▶ **TASK PROMPT**: Pull out each line of the data that includes the word "icon".

==========

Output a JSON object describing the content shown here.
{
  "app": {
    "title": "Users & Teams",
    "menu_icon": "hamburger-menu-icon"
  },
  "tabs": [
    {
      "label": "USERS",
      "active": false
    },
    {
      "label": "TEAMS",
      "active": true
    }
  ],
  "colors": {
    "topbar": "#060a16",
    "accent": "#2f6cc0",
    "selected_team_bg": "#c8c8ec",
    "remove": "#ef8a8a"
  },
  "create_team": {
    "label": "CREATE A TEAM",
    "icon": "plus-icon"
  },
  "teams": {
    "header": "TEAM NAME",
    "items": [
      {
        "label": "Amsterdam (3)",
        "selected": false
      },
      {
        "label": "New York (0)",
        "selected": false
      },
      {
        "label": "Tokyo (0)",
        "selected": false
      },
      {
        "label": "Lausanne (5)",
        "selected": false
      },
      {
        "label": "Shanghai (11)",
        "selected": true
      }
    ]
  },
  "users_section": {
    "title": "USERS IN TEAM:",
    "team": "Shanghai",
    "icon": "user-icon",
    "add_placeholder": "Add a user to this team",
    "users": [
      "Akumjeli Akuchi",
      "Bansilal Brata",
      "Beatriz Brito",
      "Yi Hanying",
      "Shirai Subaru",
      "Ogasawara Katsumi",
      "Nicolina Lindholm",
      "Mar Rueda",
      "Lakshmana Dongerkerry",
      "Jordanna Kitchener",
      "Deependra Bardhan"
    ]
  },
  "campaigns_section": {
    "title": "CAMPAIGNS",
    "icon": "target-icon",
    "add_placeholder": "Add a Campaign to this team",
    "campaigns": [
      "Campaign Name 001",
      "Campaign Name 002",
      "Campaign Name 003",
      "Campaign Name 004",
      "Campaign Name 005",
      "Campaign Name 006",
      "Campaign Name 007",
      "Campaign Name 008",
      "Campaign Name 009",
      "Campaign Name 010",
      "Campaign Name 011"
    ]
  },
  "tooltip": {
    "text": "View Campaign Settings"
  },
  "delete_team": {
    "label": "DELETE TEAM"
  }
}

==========

▶ **OUTPUT BELOW**:
    "menu_icon": "hamburger-menu-icon"
    "icon": "plus-icon"
    "icon": "user-icon",
    "icon": "target-icon",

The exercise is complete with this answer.